(Beginning of RECORD EXCERPTS)

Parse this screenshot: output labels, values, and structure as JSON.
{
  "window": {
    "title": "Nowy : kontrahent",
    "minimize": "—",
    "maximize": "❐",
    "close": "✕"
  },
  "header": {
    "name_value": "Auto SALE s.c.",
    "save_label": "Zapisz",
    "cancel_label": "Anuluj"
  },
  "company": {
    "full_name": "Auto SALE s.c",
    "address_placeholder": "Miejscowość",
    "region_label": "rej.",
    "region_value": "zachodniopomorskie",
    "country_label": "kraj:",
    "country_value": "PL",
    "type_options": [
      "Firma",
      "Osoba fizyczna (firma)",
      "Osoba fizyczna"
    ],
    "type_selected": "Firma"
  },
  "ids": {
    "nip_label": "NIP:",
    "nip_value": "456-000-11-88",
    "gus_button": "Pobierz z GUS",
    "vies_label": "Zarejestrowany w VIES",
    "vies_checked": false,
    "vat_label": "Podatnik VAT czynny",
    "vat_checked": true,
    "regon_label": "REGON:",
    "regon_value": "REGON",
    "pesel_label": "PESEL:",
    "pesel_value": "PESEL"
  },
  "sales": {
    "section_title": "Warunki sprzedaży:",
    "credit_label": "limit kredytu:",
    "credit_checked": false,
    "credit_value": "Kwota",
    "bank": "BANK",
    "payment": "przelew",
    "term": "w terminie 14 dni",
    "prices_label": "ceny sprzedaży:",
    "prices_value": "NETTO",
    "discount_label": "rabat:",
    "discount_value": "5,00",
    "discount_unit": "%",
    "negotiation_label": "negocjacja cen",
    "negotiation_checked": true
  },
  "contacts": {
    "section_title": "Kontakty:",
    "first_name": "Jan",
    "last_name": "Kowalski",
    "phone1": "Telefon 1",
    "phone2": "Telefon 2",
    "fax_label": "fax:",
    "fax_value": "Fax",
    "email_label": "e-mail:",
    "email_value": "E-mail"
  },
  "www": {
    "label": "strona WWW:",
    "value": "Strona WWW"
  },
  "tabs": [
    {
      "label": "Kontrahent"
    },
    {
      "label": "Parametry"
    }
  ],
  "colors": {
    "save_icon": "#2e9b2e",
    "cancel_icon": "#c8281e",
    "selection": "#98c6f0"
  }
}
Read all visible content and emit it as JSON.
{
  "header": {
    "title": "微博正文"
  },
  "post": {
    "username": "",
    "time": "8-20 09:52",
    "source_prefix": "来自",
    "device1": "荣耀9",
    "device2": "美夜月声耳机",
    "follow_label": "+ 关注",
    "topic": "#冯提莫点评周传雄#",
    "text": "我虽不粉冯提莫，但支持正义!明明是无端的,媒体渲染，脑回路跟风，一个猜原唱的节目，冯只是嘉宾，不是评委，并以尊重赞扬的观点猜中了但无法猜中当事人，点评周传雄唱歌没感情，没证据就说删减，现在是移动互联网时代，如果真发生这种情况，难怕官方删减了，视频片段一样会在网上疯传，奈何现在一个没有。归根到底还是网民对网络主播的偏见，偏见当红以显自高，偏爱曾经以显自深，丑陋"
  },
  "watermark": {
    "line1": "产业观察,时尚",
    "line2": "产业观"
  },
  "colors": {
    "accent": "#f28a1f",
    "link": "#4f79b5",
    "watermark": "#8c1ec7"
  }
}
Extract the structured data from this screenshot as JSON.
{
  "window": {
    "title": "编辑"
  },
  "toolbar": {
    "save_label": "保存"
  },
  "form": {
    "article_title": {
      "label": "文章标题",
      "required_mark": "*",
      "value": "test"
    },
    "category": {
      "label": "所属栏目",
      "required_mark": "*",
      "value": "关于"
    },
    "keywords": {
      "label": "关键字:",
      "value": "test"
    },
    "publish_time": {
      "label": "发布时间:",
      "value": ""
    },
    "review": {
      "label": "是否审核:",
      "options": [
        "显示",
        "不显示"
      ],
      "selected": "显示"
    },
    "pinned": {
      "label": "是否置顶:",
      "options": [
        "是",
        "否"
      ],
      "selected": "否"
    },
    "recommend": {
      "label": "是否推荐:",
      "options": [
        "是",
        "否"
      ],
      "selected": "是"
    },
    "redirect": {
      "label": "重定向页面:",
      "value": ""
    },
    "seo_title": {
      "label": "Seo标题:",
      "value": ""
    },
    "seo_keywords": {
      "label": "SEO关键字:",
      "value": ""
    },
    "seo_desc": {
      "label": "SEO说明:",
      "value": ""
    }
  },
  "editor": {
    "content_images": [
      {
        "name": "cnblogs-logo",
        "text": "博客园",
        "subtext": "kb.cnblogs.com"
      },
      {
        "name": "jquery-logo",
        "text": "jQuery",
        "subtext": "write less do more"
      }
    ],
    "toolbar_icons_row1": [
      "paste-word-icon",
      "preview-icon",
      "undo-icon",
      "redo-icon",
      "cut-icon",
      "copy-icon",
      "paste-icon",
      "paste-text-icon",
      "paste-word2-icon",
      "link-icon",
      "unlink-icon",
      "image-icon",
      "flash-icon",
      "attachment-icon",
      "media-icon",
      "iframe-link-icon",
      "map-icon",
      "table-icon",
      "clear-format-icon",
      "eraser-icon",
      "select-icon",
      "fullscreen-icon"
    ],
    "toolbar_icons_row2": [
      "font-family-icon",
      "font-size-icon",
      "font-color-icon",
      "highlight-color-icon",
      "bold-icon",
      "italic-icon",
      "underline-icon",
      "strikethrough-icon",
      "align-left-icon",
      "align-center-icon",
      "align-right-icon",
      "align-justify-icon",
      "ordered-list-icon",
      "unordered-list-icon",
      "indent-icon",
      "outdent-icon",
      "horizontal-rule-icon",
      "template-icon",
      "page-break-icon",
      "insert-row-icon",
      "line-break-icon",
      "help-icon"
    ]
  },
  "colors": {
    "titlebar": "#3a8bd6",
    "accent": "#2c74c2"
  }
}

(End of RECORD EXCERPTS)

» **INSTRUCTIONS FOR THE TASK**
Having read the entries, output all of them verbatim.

» **TASK ANSWER**
Parse this screenshot: output labels, values, and structure as JSON.
{
  "window": {
    "title": "Nowy : kontrahent",
    "minimize": "—",
    "maximize": "❐",
    "close": "✕"
  },
  "header": {
    "name_value": "Auto SALE s.c.",
    "save_label": "Zapisz",
    "cancel_label": "Anuluj"
  },
  "company": {
    "full_name": "Auto SALE s.c",
    "address_placeholder": "Miejscowość",
    "region_label": "rej.",
    "region_value": "zachodniopomorskie",
    "country_label": "kraj:",
    "country_value": "PL",
    "type_options": [
      "Firma",
      "Osoba fizyczna (firma)",
      "Osoba fizyczna"
    ],
    "type_selected": "Firma"
  },
  "ids": {
    "nip_label": "NIP:",
    "nip_value": "456-000-11-88",
    "gus_button": "Pobierz z GUS",
    "vies_label": "Zarejestrowany w VIES",
    "vies_checked": false,
    "vat_label": "Podatnik VAT czynny",
    "vat_checked": true,
    "regon_label": "REGON:",
    "regon_value": "REGON",
    "pesel_label": "PESEL:",
    "pesel_value": "PESEL"
  },
  "sales": {
    "section_title": "Warunki sprzedaży:",
    "credit_label": "limit kredytu:",
    "credit_checked": false,
    "credit_value": "Kwota",
    "bank": "BANK",
    "payment": "przelew",
    "term": "w terminie 14 dni",
    "prices_label": "ceny sprzedaży:",
    "prices_value": "NETTO",
    "discount_label": "rabat:",
    "discount_value": "5,00",
    "discount_unit": "%",
    "negotiation_label": "negocjacja cen",
    "negotiation_checked": true
  },
  "contacts": {
    "section_title": "Kontakty:",
    "first_name": "Jan",
    "last_name": "Kowalski",
    "phone1": "Telefon 1",
    "phone2": "Telefon 2",
    "fax_label": "fax:",
    "fax_value": "Fax",
    "email_label": "e-mail:",
    "email_value": "E-mail"
  },
  "www": {
    "label": "strona WWW:",
    "value": "Strona WWW"
  },
  "tabs": [
    {
      "label": "Kontrahent"
    },
    {
      "label": "Parametry"
    }
  ],
  "colors": {
    "save_icon": "#2e9b2e",
    "cancel_icon": "#c8281e",
    "selection": "#98c6f0"
  }
}
Read all visible content and emit it as JSON.
{
  "header": {
    "title": "微博正文"
  },
  "post": {
    "username": "",
    "time": "8-20 09:52",
    "source_prefix": "来自",
    "device1": "荣耀9",
    "device2": "美夜月声耳机",
    "follow_label": "+ 关注",
    "topic": "#冯提莫点评周传雄#",
    "text": "我虽不粉冯提莫，但支持正义!明明是无端的,媒体渲染，脑回路跟风，一个猜原唱的节目，冯只是嘉宾，不是评委，并以尊重赞扬的观点猜中了但无法猜中当事人，点评周传雄唱歌没感情，没证据就说删减，现在是移动互联网时代，如果真发生这种情况，难怕官方删减了，视频片段一样会在网上疯传，奈何现在一个没有。归根到底还是网民对网络主播的偏见，偏见当红以显自高，偏爱曾经以显自深，丑陋"
  },
  "watermark": {
    "line1": "产业观察,时尚",
    "line2": "产业观"
  },
  "colors": {
    "accent": "#f28a1f",
    "link": "#4f79b5",
    "watermark": "#8c1ec7"
  }
}
Extract the structured data from this screenshot as JSON.
{
  "window": {
    "title": "编辑"
  },
  "toolbar": {
    "save_label": "保存"
  },
  "form": {
    "article_title": {
      "label": "文章标题",
      "required_mark": "*",
      "value": "test"
    },
    "category": {
      "label": "所属栏目",
      "required_mark": "*",
      "value": "关于"
    },
    "keywords": {
      "label": "关键字:",
      "value": "test"
    },
    "publish_time": {
      "label": "发布时间:",
      "value": ""
    },
    "review": {
      "label": "是否审核:",
      "options": [
        "显示",
        "不显示"
      ],
      "selected": "显示"
    },
    "pinned": {
      "label": "是否置顶:",
      "options": [
        "是",
        "否"
      ],
      "selected": "否"
    },
    "recommend": {
      "label": "是否推荐:",
      "options": [
        "是",
        "否"
      ],
      "selected": "是"
    },
    "redirect": {
      "label": "重定向页面:",
      "value": ""
    },
    "seo_title": {
      "label": "Seo标题:",
      "value": ""
    },
    "seo_keywords": {
      "label": "SEO关键字:",
      "value": ""
    },
    "seo_desc": {
      "label": "SEO说明:",
      "value": ""
    }
  },
  "editor": {
    "content_images": [
      {
        "name": "cnblogs-logo",
        "text": "博客园",
        "subtext": "kb.cnblogs.com"
      },
      {
        "name": "jquery-logo",
        "text": "jQuery",
        "subtext": "write less do more"
      }
    ],
    "toolbar_icons_row1": [
      "paste-word-icon",
      "preview-icon",
      "undo-icon",
      "redo-icon",
      "cut-icon",
      "copy-icon",
      "paste-icon",
      "paste-text-icon",
      "paste-word2-icon",
      "link-icon",
      "unlink-icon",
      "image-icon",
      "flash-icon",
      "attachment-icon",
      "media-icon",
      "iframe-link-icon",
      "map-icon",
      "table-icon",
      "clear-format-icon",
      "eraser-icon",
      "select-icon",
      "fullscreen-icon"
    ],
    "toolbar_icons_row2": [
      "font-family-icon",
      "font-size-icon",
      "font-color-icon",
      "highlight-color-icon",
      "bold-icon",
      "italic-icon",
      "underline-icon",
      "strikethrough-icon",
      "align-left-icon",
      "align-center-icon",
      "align-right-icon",
      "align-justify-icon",
      "ordered-list-icon",
      "unordered-list-icon",
      "indent-icon",
      "outdent-icon",
      "horizontal-rule-icon",
      "template-icon",
      "page-break-icon",
      "insert-row-icon",
      "line-break-icon",
      "help-icon"
    ]
  },
  "colors": {
    "titlebar": "#3a8bd6",
    "accent": "#2c74c2"
  }
}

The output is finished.